TASK REQUIREMENTS:
Would you show every line from the records that holds "deployment"?

RECORDS SUPPLIED:
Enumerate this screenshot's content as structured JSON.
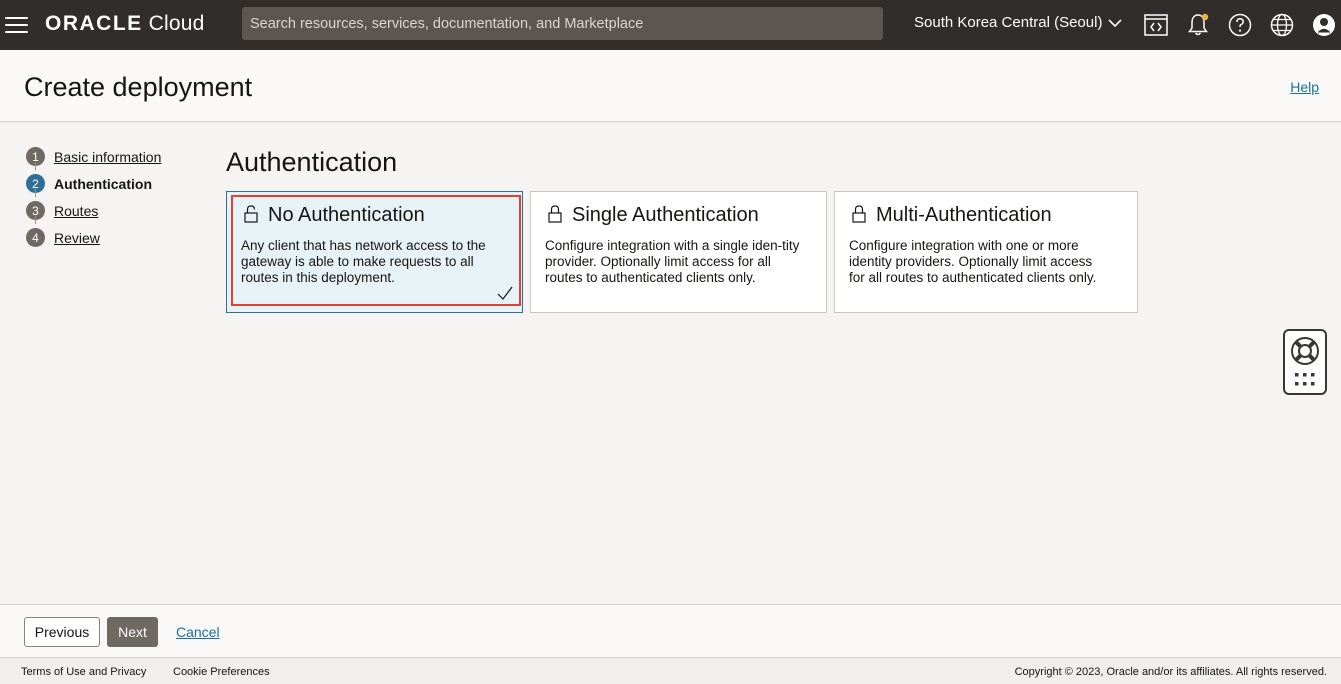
{
  "topbar": {
    "brand_bold": "ORACLE",
    "brand_light": "Cloud",
    "search_placeholder": "Search resources, services, documentation, and Marketplace",
    "region": "South Korea Central (Seoul)"
  },
  "header": {
    "title": "Create deployment",
    "help": "Help"
  },
  "steps": [
    {
      "num": "1",
      "label": "Basic information",
      "active": false
    },
    {
      "num": "2",
      "label": "Authentication",
      "active": true
    },
    {
      "num": "3",
      "label": "Routes",
      "active": false
    },
    {
      "num": "4",
      "label": "Review",
      "active": false
    }
  ],
  "main": {
    "title": "Authentication",
    "cards": [
      {
        "title": "No Authentication",
        "description": "Any client that has network access to the gateway is able to make requests to all routes in this deployment.",
        "selected": true
      },
      {
        "title": "Single Authentication",
        "description": "Configure integration with a single iden-tity provider. Optionally limit access for all routes to authenticated clients only.",
        "selected": false
      },
      {
        "title": "Multi-Authentication",
        "description": "Configure integration with one or more identity providers. Optionally limit access for all routes to authenticated clients only.",
        "selected": false
      }
    ]
  },
  "actions": {
    "previous": "Previous",
    "next": "Next",
    "cancel": "Cancel"
  },
  "footer": {
    "terms": "Terms of Use and Privacy",
    "cookies": "Cookie Preferences",
    "copyright": "Copyright © 2023, Oracle and/or its affiliates. All rights reserved."
  },
  "colors": {
    "topbar": "#312d2a",
    "link": "#1a6fa3",
    "active_step": "#2f6f9a",
    "selected_card_bg": "#e6f2f5",
    "highlight_border": "#e2412f"
  },
  "icons": [
    "hamburger-menu-icon",
    "chevron-down-icon",
    "code-editor-icon",
    "notification-bell-icon",
    "help-circle-icon",
    "globe-language-icon",
    "user-profile-icon",
    "lock-icon",
    "checkmark-icon",
    "lifebuoy-icon",
    "apps-grid-icon"
  ]
}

SOLUTION TO THIS PROBLEM:
    "title": "Create deployment",
        "description": "Any client that has network access to the gateway is able to make requests to all routes in this deployment.",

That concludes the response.